### INSTRUCTIONS FOR THE TASK
Nothing in the entries should change; repeat them exactly.

### DATASET RECORDS
■ ■ ■
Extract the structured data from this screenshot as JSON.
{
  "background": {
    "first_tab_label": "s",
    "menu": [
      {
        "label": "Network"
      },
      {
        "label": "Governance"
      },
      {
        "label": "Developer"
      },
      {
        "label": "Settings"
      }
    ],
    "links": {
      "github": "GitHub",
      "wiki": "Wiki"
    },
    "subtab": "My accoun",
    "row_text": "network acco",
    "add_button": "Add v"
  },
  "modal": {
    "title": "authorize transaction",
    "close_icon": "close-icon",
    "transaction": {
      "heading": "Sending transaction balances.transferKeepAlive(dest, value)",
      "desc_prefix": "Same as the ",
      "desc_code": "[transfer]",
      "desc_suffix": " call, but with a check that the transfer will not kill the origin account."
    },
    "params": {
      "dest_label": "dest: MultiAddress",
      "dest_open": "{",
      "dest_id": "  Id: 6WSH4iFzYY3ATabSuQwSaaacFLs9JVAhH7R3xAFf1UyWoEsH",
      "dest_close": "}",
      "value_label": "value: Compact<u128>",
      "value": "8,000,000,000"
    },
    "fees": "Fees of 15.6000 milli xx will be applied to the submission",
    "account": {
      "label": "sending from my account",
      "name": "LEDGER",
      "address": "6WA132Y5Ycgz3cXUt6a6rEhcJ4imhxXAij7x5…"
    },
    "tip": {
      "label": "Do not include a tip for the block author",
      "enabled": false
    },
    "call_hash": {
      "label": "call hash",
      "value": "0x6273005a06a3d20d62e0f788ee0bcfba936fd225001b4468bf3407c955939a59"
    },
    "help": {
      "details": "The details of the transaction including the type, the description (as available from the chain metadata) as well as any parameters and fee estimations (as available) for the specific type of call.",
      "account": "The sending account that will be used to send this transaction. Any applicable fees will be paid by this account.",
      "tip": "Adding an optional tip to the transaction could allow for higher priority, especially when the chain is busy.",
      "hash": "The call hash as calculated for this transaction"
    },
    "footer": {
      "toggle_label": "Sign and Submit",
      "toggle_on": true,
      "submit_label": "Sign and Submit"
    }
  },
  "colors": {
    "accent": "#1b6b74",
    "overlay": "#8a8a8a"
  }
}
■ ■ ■
### ANSWER
Extract the structured data from this screenshot as JSON.
{
  "background": {
    "first_tab_label": "s",
    "menu": [
      {
        "label": "Network"
      },
      {
        "label": "Governance"
      },
      {
        "label": "Developer"
      },
      {
        "label": "Settings"
      }
    ],
    "links": {
      "github": "GitHub",
      "wiki": "Wiki"
    },
    "subtab": "My accoun",
    "row_text": "network acco",
    "add_button": "Add v"
  },
  "modal": {
    "title": "authorize transaction",
    "close_icon": "close-icon",
    "transaction": {
      "heading": "Sending transaction balances.transferKeepAlive(dest, value)",
      "desc_prefix": "Same as the ",
      "desc_code": "[transfer]",
      "desc_suffix": " call, but with a check that the transfer will not kill the origin account."
    },
    "params": {
      "dest_label": "dest: MultiAddress",
      "dest_open": "{",
      "dest_id": "  Id: 6WSH4iFzYY3ATabSuQwSaaacFLs9JVAhH7R3xAFf1UyWoEsH",
      "dest_close": "}",
      "value_label": "value: Compact<u128>",
      "value": "8,000,000,000"
    },
    "fees": "Fees of 15.6000 milli xx will be applied to the submission",
    "account": {
      "label": "sending from my account",
      "name": "LEDGER",
      "address": "6WA132Y5Ycgz3cXUt6a6rEhcJ4imhxXAij7x5…"
    },
    "tip": {
      "label": "Do not include a tip for the block author",
      "enabled": false
    },
    "call_hash": {
      "label": "call hash",
      "value": "0x6273005a06a3d20d62e0f788ee0bcfba936fd225001b4468bf3407c955939a59"
    },
    "help": {
      "details": "The details of the transaction including the type, the description (as available from the chain metadata) as well as any parameters and fee estimations (as available) for the specific type of call.",
      "account": "The sending account that will be used to send this transaction. Any applicable fees will be paid by this account.",
      "tip": "Adding an optional tip to the transaction could allow for higher priority, especially when the chain is busy.",
      "hash": "The call hash as calculated for this transaction"
    },
    "footer": {
      "toggle_label": "Sign and Submit",
      "toggle_on": true,
      "submit_label": "Sign and Submit"
    }
  },
  "colors": {
    "accent": "#1b6b74",
    "overlay": "#8a8a8a"
  }
}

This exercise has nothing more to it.